Website and app data records:
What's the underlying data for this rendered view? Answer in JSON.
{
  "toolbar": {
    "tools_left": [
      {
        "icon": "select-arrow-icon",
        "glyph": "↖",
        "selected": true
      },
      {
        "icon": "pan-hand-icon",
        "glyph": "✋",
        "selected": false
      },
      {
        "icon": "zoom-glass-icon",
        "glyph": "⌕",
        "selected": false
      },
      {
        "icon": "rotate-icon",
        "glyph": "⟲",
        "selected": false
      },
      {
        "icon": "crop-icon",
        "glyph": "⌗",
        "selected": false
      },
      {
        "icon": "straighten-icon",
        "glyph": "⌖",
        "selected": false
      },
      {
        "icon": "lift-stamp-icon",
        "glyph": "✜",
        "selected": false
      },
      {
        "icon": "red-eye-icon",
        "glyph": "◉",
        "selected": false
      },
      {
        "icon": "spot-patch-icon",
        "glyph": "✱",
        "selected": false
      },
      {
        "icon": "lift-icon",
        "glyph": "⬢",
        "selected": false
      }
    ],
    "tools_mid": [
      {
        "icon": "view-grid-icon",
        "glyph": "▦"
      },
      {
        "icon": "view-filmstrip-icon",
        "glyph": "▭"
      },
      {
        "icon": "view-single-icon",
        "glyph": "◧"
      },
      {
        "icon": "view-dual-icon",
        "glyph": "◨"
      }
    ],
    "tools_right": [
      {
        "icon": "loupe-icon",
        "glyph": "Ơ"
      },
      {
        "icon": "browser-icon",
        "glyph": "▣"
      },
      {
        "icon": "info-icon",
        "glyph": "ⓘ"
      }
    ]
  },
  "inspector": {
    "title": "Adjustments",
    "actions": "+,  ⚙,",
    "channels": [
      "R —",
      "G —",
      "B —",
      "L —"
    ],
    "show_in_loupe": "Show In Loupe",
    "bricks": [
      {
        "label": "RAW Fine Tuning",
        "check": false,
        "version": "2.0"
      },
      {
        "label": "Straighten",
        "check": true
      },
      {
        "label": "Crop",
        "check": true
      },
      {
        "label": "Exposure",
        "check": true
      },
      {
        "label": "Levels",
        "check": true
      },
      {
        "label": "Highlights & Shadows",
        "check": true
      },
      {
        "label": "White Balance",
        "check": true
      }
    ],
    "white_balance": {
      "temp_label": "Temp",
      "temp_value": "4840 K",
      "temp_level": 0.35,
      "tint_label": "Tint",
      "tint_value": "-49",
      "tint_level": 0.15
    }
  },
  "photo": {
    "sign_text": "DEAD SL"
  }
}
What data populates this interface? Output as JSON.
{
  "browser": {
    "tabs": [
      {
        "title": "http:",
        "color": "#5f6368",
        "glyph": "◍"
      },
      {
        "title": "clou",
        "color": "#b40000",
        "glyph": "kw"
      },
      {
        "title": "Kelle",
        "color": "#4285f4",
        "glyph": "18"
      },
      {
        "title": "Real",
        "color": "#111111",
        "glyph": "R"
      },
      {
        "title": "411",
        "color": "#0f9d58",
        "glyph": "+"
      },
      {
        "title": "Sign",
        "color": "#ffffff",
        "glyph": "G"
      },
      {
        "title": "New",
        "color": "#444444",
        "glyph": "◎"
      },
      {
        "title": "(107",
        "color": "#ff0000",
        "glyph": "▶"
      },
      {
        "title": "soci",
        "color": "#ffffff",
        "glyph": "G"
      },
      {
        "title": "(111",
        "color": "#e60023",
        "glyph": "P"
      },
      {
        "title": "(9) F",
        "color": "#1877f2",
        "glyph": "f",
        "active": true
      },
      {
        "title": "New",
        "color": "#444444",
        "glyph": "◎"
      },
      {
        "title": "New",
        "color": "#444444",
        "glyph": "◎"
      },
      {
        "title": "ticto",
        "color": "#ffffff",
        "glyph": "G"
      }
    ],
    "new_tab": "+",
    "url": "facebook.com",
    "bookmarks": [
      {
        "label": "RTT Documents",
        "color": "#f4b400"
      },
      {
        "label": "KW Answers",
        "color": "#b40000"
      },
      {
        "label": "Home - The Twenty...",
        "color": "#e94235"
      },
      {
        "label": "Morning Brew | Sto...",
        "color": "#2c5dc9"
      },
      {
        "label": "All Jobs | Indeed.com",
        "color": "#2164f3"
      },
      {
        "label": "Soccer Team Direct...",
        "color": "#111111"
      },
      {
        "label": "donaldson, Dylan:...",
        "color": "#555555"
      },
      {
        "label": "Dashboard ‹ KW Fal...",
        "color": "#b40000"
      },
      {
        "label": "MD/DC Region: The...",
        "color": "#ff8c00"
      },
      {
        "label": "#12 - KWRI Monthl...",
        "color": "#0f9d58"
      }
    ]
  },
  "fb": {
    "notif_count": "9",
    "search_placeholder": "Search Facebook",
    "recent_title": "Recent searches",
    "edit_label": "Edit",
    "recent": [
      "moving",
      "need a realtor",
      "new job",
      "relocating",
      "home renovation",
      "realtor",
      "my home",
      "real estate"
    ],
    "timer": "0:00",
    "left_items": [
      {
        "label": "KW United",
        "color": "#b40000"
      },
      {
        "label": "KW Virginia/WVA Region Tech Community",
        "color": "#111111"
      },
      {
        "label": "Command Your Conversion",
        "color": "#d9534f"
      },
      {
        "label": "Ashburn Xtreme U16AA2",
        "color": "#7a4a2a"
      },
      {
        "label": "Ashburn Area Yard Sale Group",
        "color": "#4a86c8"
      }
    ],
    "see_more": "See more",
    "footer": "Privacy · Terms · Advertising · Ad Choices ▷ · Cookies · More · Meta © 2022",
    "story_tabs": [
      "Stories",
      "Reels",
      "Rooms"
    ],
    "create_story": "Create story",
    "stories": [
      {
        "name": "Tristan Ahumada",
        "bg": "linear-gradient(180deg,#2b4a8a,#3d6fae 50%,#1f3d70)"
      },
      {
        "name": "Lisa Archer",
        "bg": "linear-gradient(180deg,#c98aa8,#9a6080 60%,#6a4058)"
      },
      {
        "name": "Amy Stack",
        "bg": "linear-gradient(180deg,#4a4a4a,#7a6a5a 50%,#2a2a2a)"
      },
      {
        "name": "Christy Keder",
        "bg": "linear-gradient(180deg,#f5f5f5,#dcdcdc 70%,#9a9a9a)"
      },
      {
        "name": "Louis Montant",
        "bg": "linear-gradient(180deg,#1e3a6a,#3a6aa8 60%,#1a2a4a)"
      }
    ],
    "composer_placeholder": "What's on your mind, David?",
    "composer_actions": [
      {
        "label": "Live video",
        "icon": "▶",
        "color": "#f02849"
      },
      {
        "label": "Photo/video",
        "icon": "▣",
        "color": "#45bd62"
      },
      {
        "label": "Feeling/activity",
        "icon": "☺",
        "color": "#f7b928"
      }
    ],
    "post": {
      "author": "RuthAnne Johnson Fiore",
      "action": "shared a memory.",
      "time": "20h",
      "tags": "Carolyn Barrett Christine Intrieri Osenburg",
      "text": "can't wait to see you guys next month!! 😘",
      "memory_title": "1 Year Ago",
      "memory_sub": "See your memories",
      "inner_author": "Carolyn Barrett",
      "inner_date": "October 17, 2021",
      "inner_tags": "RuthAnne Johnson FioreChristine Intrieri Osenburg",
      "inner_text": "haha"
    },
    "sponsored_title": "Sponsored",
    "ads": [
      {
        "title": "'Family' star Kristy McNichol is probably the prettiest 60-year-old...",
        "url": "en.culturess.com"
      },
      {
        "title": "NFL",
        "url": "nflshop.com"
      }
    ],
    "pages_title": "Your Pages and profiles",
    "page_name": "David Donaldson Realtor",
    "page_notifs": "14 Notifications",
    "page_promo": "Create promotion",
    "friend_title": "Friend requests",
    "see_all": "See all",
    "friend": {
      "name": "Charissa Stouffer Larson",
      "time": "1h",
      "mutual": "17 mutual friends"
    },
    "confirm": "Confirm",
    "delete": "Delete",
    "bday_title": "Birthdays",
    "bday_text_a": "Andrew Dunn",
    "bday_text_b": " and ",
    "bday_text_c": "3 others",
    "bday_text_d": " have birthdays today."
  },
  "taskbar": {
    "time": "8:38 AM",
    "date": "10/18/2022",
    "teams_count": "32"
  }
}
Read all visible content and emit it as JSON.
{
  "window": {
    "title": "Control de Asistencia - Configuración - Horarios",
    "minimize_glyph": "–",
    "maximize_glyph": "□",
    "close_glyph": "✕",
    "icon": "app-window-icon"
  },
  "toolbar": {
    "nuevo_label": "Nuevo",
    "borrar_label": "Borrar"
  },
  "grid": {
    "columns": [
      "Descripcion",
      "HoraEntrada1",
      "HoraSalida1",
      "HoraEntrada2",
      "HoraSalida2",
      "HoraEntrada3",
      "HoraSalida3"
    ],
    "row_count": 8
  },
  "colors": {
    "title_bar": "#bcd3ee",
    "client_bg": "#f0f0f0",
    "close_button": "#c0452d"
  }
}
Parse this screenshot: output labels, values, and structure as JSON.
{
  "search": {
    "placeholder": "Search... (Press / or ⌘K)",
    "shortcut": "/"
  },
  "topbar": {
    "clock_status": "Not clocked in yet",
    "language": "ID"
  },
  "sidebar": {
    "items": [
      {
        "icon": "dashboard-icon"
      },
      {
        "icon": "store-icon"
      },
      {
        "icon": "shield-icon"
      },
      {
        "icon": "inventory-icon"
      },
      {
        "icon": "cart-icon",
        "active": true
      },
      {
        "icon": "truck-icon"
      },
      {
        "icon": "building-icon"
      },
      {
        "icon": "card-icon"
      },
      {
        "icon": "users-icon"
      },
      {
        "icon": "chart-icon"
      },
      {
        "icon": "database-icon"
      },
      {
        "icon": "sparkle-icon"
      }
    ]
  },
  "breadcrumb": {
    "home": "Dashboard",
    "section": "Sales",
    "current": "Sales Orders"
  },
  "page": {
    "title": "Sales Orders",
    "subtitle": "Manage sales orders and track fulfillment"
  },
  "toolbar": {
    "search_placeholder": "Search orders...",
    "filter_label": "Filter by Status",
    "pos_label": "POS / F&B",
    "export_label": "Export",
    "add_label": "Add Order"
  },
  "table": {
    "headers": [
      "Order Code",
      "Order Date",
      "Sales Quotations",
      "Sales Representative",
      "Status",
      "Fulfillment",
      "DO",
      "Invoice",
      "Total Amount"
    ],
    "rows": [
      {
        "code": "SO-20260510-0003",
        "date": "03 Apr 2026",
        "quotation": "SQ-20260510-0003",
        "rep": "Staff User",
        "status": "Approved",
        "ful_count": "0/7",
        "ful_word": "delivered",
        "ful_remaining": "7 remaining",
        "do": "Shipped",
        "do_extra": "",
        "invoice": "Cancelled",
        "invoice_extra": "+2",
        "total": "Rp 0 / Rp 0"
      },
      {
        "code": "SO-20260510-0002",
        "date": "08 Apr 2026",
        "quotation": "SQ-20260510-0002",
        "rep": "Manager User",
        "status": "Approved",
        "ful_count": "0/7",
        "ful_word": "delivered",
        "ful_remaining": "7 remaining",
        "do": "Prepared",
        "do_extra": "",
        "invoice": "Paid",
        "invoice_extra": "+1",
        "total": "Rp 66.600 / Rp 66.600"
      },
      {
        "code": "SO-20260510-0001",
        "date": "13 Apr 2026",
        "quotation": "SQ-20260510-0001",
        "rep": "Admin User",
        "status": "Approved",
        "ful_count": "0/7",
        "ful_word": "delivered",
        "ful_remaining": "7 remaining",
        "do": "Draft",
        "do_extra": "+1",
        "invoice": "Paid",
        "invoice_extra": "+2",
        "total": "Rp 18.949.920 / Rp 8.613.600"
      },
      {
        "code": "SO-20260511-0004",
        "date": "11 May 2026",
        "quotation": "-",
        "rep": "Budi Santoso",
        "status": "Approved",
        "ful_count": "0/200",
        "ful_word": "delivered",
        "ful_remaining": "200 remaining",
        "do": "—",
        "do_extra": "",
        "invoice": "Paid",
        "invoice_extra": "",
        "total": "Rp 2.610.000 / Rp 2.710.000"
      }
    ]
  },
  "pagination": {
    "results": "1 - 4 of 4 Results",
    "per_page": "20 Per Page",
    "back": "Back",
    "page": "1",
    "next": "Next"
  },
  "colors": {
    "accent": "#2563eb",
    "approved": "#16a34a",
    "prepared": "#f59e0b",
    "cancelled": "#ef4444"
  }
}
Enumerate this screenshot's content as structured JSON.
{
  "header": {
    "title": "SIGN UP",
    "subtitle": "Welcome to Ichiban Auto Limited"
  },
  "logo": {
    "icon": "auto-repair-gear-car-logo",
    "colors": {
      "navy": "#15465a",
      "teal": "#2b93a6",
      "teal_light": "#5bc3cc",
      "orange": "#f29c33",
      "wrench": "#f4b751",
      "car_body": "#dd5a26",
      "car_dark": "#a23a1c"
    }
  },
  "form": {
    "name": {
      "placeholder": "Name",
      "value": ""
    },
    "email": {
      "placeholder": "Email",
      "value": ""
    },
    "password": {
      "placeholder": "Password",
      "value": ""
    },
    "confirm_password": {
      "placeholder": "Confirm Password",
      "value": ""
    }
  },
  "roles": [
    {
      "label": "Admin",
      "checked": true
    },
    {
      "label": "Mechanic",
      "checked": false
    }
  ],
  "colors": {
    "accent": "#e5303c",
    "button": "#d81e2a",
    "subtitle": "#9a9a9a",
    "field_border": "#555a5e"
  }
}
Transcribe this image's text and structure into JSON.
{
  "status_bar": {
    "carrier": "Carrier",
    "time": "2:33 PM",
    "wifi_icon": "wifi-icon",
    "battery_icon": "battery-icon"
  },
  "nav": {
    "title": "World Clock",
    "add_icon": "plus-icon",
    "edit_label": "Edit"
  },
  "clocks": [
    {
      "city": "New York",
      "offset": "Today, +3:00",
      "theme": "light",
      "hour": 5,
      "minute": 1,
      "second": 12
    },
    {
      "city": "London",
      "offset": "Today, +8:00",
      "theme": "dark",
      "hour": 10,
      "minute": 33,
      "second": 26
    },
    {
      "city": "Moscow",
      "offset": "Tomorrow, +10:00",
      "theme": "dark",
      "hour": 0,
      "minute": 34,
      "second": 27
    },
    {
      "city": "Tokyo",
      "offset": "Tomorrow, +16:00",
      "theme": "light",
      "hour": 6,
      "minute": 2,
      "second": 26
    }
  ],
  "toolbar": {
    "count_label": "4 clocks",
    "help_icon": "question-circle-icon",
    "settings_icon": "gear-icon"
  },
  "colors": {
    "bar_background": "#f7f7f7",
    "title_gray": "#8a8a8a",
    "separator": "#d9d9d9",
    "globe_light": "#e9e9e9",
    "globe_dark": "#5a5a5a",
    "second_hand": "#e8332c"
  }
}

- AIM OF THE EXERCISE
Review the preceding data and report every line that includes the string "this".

- REPLY
What's the underlying data for this rendered view? Answer in JSON.
What data populates this interface? Output as JSON.
Parse this screenshot: output labels, values, and structure as JSON.
Enumerate this screenshot's content as structured JSON.
Transcribe this image's text and structure into JSON.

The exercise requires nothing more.